Preliminary research suggests that Jiaogulan can reduce blood sugar levels through inhibition of protein tyrosine phosphatase 1B, which increases insulin sensitivity. It is not believed to increase insulin in humans but rather lowers blood glucose levels by increasing the release of insulin.
Jiaogulan’s gypenosides are thought to have anti-lipid peroxidation activities and may protect vascular endothelial cells from oxidative damage. Its cardiovascular effects have been mostly studied in animals and suggest that its gypenosides may prevent the development of atherosclerosis, and may lower blood pressure, blood vessel resistance, heart rate, inhibit platelet aggregation, and increase coronary blood flow.
Perhaps the most interesting benefit of Jiaogulan is its ability to lower cholesterol. In vitro and animal studies have pointed to the ability of Jiaogulan to activate liver X receptors, which are the receptors that regulate and sense the levels of cholesterol in the tissues. By activating these receptors, the herb promotes balanced levels of cholesterol.
Jiaogulan’s anti-inflammatory properties are due to the gypenoside XLIX which inhibits the main pathway of inflammation through the nuclear factor-kappaB. Gypenoside XLIX inhibits the activation of this pro-inflammatory due to a peroxisome proliferator-activated receptor-alpha-dependent pathway (PPAR-alpha-dependent).
The extract of the roots via alcohol is generally used for concentrated saponin and triterpenoid content, while hot water extracts from the leaves in a tea are generally utilized for its flavonoids.
Jiaogulan (Gynostemma) Capsules Dosage
Jiaogulan (Gynostemma) Capsules provide 450 mg per 1 capsule.
Suggested use for adults is 1 capsule by mouth once daily.
Jiaogulan (Gynostemma) Side Effects & Toxicity
If you are taking any medications, please consult with your healthcare practitioner before beginning supplementation with Jiaogulan.
Jiaogulan is usually well tolerated when taken orally.

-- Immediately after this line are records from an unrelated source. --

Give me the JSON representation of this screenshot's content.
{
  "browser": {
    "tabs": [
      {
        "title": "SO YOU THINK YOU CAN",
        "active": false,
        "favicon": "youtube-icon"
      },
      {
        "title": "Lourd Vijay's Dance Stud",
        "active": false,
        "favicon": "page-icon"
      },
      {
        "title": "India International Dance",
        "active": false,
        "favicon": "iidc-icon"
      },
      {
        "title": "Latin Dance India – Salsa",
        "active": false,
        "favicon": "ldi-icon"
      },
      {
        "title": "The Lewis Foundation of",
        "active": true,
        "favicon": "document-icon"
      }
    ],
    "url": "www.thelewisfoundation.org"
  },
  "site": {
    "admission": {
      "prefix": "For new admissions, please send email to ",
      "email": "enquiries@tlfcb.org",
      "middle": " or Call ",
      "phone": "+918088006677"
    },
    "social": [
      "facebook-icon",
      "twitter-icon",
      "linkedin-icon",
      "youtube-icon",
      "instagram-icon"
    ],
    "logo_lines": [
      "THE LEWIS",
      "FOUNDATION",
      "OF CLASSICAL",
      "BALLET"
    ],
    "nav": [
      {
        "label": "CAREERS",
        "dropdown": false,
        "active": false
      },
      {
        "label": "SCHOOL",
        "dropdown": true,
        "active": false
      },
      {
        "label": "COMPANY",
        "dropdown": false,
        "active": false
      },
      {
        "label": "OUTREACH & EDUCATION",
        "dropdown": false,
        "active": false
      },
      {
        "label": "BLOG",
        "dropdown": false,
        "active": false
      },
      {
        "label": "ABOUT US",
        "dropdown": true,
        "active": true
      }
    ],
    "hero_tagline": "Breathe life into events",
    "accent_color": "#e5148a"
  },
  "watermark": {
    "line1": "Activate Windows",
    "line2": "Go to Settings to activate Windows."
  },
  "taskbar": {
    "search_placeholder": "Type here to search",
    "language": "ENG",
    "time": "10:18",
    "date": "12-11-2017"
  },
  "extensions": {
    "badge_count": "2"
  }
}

Side effects are rare but may include gastrointestinal discomforts such as nausea and increased bowel movements.
If you are taking any medications, herbs, or supplements, please consult with your healthcare practitioner before beginning supplementation with Jiaogulan.